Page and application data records
== == ==

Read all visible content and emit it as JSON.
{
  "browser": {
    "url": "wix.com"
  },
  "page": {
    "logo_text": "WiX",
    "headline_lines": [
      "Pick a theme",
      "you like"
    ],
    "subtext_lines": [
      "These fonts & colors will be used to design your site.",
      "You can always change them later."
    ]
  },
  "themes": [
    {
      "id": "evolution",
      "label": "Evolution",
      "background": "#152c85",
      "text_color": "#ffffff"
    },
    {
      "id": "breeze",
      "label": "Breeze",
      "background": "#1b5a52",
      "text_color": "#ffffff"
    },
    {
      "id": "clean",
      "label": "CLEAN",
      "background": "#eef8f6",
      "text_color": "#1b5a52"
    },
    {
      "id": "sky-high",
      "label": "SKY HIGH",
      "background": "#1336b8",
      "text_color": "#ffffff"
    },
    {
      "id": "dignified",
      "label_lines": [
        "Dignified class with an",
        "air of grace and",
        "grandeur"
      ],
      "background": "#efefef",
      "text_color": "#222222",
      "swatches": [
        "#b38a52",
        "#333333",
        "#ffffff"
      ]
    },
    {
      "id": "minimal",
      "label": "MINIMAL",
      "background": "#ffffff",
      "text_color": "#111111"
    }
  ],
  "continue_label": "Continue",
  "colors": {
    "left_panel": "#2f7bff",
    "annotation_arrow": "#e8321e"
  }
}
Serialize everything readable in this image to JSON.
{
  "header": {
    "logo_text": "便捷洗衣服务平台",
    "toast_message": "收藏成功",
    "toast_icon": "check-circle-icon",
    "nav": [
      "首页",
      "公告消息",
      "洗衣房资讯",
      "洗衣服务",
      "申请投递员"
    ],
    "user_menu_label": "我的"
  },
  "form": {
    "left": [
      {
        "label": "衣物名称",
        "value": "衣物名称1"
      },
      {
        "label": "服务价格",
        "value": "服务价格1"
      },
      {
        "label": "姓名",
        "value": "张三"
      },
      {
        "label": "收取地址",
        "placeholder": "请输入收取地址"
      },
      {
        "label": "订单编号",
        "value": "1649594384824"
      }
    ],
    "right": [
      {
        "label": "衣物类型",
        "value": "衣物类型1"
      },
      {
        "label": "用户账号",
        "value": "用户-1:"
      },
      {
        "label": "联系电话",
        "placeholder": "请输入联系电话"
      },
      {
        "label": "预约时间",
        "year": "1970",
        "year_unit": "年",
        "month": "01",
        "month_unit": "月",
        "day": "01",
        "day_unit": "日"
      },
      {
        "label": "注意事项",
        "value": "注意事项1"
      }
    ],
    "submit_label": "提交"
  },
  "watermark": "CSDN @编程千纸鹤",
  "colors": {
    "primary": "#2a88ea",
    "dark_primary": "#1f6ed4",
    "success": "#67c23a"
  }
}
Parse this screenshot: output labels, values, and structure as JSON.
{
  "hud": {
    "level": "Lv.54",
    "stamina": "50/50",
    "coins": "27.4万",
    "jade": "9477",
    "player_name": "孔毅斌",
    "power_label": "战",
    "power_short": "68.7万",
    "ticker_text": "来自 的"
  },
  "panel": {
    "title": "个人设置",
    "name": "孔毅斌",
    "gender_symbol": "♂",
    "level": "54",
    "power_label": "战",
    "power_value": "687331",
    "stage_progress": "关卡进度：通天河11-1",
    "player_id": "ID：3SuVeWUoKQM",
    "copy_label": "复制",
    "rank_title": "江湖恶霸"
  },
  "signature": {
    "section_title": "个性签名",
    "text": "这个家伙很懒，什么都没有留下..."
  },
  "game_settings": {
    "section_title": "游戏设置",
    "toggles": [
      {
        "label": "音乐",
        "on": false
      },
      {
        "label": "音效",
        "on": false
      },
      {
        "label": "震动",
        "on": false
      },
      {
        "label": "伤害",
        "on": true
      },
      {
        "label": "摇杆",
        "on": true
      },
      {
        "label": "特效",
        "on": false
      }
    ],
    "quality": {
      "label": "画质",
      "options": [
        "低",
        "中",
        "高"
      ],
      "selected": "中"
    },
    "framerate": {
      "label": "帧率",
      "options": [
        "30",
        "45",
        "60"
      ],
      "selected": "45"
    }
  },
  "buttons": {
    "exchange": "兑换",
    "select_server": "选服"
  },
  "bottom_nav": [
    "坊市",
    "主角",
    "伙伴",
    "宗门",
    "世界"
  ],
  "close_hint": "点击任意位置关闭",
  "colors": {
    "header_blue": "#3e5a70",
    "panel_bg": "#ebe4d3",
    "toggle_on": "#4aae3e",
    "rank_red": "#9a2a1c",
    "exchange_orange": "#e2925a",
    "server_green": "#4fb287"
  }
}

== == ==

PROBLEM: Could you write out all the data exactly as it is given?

RESPONSE AREA:
Read all visible content and emit it as JSON.
{
  "browser": {
    "url": "wix.com"
  },
  "page": {
    "logo_text": "WiX",
    "headline_lines": [
      "Pick a theme",
      "you like"
    ],
    "subtext_lines": [
      "These fonts & colors will be used to design your site.",
      "You can always change them later."
    ]
  },
  "themes": [
    {
      "id": "evolution",
      "label": "Evolution",
      "background": "#152c85",
      "text_color": "#ffffff"
    },
    {
      "id": "breeze",
      "label": "Breeze",
      "background": "#1b5a52",
      "text_color": "#ffffff"
    },
    {
      "id": "clean",
      "label": "CLEAN",
      "background": "#eef8f6",
      "text_color": "#1b5a52"
    },
    {
      "id": "sky-high",
      "label": "SKY HIGH",
      "background": "#1336b8",
      "text_color": "#ffffff"
    },
    {
      "id": "dignified",
      "label_lines": [
        "Dignified class with an",
        "air of grace and",
        "grandeur"
      ],
      "background": "#efefef",
      "text_color": "#222222",
      "swatches": [
        "#b38a52",
        "#333333",
        "#ffffff"
      ]
    },
    {
      "id": "minimal",
      "label": "MINIMAL",
      "background": "#ffffff",
      "text_color": "#111111"
    }
  ],
  "continue_label": "Continue",
  "colors": {
    "left_panel": "#2f7bff",
    "annotation_arrow": "#e8321e"
  }
}
Serialize everything readable in this image to JSON.
{
  "header": {
    "logo_text": "便捷洗衣服务平台",
    "toast_message": "收藏成功",
    "toast_icon": "check-circle-icon",
    "nav": [
      "首页",
      "公告消息",
      "洗衣房资讯",
      "洗衣服务",
      "申请投递员"
    ],
    "user_menu_label": "我的"
  },
  "form": {
    "left": [
      {
        "label": "衣物名称",
        "value": "衣物名称1"
      },
      {
        "label": "服务价格",
        "value": "服务价格1"
      },
      {
        "label": "姓名",
        "value": "张三"
      },
      {
        "label": "收取地址",
        "placeholder": "请输入收取地址"
      },
      {
        "label": "订单编号",
        "value": "1649594384824"
      }
    ],
    "right": [
      {
        "label": "衣物类型",
        "value": "衣物类型1"
      },
      {
        "label": "用户账号",
        "value": "用户-1:"
      },
      {
        "label": "联系电话",
        "placeholder": "请输入联系电话"
      },
      {
        "label": "预约时间",
        "year": "1970",
        "year_unit": "年",
        "month": "01",
        "month_unit": "月",
        "day": "01",
        "day_unit": "日"
      },
      {
        "label": "注意事项",
        "value": "注意事项1"
      }
    ],
    "submit_label": "提交"
  },
  "watermark": "CSDN @编程千纸鹤",
  "colors": {
    "primary": "#2a88ea",
    "dark_primary": "#1f6ed4",
    "success": "#67c23a"
  }
}
Parse this screenshot: output labels, values, and structure as JSON.
{
  "hud": {
    "level": "Lv.54",
    "stamina": "50/50",
    "coins": "27.4万",
    "jade": "9477",
    "player_name": "孔毅斌",
    "power_label": "战",
    "power_short": "68.7万",
    "ticker_text": "来自 的"
  },
  "panel": {
    "title": "个人设置",
    "name": "孔毅斌",
    "gender_symbol": "♂",
    "level": "54",
    "power_label": "战",
    "power_value": "687331",
    "stage_progress": "关卡进度：通天河11-1",
    "player_id": "ID：3SuVeWUoKQM",
    "copy_label": "复制",
    "rank_title": "江湖恶霸"
  },
  "signature": {
    "section_title": "个性签名",
    "text": "这个家伙很懒，什么都没有留下..."
  },
  "game_settings": {
    "section_title": "游戏设置",
    "toggles": [
      {
        "label": "音乐",
        "on": false
      },
      {
        "label": "音效",
        "on": false
      },
      {
        "label": "震动",
        "on": false
      },
      {
        "label": "伤害",
        "on": true
      },
      {
        "label": "摇杆",
        "on": true
      },
      {
        "label": "特效",
        "on": false
      }
    ],
    "quality": {
      "label": "画质",
      "options": [
        "低",
        "中",
        "高"
      ],
      "selected": "中"
    },
    "framerate": {
      "label": "帧率",
      "options": [
        "30",
        "45",
        "60"
      ],
      "selected": "45"
    }
  },
  "buttons": {
    "exchange": "兑换",
    "select_server": "选服"
  },
  "bottom_nav": [
    "坊市",
    "主角",
    "伙伴",
    "宗门",
    "世界"
  ],
  "close_hint": "点击任意位置关闭",
  "colors": {
    "header_blue": "#3e5a70",
    "panel_bg": "#ebe4d3",
    "toggle_on": "#4aae3e",
    "rank_red": "#9a2a1c",
    "exchange_orange": "#e2925a",
    "server_green": "#4fb287"
  }
}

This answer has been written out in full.